[Prompt] Find how many lines below hold "selfie", and give that number as the entire answer.

[Information provided]
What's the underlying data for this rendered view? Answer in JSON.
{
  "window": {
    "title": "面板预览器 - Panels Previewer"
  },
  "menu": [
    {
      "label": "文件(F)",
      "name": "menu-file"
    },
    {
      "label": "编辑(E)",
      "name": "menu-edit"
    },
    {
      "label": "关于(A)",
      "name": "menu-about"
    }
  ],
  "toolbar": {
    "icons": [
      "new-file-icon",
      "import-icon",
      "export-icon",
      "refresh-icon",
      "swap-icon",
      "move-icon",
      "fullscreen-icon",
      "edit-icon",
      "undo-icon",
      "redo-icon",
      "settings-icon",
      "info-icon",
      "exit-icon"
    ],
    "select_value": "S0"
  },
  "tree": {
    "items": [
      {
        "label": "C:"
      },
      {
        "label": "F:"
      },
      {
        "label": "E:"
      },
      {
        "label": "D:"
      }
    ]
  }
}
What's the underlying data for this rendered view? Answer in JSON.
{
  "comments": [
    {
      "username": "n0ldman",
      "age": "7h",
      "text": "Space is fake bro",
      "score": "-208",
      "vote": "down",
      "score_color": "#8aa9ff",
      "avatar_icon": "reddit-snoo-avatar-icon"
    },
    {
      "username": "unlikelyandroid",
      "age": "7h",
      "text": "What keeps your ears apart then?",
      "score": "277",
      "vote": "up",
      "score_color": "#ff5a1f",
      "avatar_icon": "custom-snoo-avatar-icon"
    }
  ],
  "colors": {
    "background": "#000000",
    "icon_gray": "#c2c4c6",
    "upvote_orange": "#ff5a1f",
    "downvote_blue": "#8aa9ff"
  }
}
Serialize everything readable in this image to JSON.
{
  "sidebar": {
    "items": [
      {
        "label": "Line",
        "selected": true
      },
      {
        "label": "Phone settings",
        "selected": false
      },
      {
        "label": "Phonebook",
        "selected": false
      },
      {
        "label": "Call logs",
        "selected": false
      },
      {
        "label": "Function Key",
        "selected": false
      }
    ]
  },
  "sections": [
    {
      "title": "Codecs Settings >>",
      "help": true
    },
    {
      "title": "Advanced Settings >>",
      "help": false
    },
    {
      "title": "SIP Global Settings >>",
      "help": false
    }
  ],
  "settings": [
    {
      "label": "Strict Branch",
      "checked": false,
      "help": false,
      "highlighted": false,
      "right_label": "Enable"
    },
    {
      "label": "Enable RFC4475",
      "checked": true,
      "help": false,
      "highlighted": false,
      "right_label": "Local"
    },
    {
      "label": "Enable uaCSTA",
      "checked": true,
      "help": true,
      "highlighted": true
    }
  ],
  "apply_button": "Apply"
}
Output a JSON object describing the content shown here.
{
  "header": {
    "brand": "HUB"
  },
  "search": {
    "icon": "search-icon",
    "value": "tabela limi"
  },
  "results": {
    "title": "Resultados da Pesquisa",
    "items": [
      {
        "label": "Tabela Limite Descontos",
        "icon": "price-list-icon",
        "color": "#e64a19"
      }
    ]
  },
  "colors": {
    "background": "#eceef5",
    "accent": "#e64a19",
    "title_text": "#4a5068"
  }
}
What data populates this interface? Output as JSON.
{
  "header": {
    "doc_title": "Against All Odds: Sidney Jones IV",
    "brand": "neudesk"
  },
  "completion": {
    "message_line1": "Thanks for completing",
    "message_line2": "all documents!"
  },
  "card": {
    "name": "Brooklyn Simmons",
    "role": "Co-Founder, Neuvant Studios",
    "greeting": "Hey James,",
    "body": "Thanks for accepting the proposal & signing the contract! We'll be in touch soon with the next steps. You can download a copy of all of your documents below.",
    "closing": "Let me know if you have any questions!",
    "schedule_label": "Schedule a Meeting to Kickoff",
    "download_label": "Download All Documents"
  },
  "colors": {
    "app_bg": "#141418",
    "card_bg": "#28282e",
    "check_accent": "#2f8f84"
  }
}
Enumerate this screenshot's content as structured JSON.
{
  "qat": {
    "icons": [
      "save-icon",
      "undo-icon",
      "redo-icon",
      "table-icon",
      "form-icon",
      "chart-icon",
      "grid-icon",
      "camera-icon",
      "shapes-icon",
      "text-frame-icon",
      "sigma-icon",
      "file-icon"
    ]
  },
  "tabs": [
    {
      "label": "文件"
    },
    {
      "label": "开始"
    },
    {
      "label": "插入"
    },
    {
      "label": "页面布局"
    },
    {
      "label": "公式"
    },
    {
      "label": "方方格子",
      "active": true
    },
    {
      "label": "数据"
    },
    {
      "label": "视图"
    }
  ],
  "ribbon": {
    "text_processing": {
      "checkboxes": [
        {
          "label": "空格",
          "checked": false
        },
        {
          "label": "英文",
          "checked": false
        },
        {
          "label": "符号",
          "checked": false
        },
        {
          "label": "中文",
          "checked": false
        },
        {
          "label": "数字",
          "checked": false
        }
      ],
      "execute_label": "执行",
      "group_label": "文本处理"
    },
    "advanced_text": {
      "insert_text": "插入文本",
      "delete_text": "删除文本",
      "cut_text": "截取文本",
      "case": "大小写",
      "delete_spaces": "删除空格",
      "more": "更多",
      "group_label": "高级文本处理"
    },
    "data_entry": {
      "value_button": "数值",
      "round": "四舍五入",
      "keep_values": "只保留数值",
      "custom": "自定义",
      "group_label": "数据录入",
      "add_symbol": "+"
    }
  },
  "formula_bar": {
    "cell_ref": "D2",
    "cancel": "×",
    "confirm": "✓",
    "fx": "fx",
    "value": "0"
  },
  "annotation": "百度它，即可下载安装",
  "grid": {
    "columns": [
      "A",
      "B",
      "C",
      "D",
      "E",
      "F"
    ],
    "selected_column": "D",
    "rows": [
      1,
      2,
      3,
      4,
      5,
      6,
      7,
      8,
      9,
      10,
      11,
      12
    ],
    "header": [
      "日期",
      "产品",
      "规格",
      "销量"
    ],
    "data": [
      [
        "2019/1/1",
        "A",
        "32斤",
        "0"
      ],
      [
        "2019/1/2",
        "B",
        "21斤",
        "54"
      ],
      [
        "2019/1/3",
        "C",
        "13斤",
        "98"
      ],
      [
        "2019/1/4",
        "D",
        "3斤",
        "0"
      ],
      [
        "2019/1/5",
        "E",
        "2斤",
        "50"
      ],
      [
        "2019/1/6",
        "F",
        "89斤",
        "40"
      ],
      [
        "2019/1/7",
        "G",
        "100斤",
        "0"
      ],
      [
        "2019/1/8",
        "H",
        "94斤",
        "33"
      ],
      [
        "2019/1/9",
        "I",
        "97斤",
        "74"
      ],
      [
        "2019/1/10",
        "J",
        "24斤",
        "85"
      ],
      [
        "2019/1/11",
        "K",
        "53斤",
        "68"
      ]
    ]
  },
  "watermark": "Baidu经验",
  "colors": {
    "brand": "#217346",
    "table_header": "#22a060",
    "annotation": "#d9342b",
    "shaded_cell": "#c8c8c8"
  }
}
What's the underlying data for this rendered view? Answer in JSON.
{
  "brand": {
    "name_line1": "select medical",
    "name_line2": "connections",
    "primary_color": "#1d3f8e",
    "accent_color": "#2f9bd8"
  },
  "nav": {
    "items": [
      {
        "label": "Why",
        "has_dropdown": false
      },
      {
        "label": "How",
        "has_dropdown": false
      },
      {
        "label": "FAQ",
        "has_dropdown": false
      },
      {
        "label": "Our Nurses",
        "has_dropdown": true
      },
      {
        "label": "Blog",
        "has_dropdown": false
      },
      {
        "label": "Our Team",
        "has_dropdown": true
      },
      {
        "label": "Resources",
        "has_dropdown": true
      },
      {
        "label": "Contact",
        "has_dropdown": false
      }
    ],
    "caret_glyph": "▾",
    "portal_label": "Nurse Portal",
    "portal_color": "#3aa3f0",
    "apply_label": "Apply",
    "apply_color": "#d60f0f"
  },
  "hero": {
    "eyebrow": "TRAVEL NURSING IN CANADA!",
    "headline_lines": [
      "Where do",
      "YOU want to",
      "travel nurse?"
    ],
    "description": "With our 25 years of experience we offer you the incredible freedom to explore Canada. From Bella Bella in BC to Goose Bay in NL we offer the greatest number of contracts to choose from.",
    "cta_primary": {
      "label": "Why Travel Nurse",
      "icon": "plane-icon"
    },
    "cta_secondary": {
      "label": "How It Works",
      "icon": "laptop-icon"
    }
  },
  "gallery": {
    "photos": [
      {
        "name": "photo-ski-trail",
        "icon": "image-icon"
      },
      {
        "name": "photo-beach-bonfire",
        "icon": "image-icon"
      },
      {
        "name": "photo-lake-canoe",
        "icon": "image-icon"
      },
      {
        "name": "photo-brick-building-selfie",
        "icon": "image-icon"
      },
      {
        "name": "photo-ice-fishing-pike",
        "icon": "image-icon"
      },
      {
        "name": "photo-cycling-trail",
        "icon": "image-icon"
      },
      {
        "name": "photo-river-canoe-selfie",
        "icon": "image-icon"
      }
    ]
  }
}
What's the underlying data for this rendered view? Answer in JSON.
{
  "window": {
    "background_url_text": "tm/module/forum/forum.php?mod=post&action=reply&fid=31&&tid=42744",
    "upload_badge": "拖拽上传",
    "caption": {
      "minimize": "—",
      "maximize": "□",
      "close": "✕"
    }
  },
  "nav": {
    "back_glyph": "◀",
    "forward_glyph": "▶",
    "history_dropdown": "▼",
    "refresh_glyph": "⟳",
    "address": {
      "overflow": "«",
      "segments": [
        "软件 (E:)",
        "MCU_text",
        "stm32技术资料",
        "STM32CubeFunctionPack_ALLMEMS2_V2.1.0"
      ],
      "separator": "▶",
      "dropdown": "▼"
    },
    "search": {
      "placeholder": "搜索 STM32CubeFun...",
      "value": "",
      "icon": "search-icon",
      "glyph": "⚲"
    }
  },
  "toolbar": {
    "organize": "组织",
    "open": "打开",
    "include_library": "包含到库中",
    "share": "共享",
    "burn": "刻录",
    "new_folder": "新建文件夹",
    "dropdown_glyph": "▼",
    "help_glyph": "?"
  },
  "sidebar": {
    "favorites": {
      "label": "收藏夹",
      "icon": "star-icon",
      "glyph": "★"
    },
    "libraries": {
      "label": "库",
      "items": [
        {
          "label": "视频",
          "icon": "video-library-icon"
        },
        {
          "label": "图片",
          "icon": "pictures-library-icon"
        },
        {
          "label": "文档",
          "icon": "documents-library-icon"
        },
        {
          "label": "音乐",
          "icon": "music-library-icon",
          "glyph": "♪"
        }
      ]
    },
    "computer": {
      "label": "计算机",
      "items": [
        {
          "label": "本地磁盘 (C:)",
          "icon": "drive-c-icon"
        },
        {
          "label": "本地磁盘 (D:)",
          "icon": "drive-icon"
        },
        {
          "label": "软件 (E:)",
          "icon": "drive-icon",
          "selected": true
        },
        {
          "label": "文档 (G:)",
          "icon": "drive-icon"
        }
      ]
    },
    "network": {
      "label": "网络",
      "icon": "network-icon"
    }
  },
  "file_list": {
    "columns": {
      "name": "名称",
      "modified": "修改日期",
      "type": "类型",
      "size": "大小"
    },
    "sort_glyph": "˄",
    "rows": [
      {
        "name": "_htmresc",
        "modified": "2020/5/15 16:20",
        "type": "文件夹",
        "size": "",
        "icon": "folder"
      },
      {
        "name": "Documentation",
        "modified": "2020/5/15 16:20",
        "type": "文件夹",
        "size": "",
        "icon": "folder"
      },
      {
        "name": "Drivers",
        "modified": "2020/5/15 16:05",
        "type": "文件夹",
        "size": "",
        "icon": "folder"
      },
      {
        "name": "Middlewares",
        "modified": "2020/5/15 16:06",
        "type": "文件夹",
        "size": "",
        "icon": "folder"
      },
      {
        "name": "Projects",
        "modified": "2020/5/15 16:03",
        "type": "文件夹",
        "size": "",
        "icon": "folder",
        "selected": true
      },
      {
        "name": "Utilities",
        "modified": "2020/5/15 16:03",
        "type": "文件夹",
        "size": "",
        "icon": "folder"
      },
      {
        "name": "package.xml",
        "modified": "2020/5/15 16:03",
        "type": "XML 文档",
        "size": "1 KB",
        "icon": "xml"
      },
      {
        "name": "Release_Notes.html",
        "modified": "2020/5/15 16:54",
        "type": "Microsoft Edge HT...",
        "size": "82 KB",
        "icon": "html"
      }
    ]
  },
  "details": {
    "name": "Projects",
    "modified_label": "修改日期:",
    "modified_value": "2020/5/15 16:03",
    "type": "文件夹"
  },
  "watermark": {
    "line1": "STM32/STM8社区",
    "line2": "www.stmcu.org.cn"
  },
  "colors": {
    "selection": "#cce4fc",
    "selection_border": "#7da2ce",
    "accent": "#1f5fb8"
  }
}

[Answer below] 2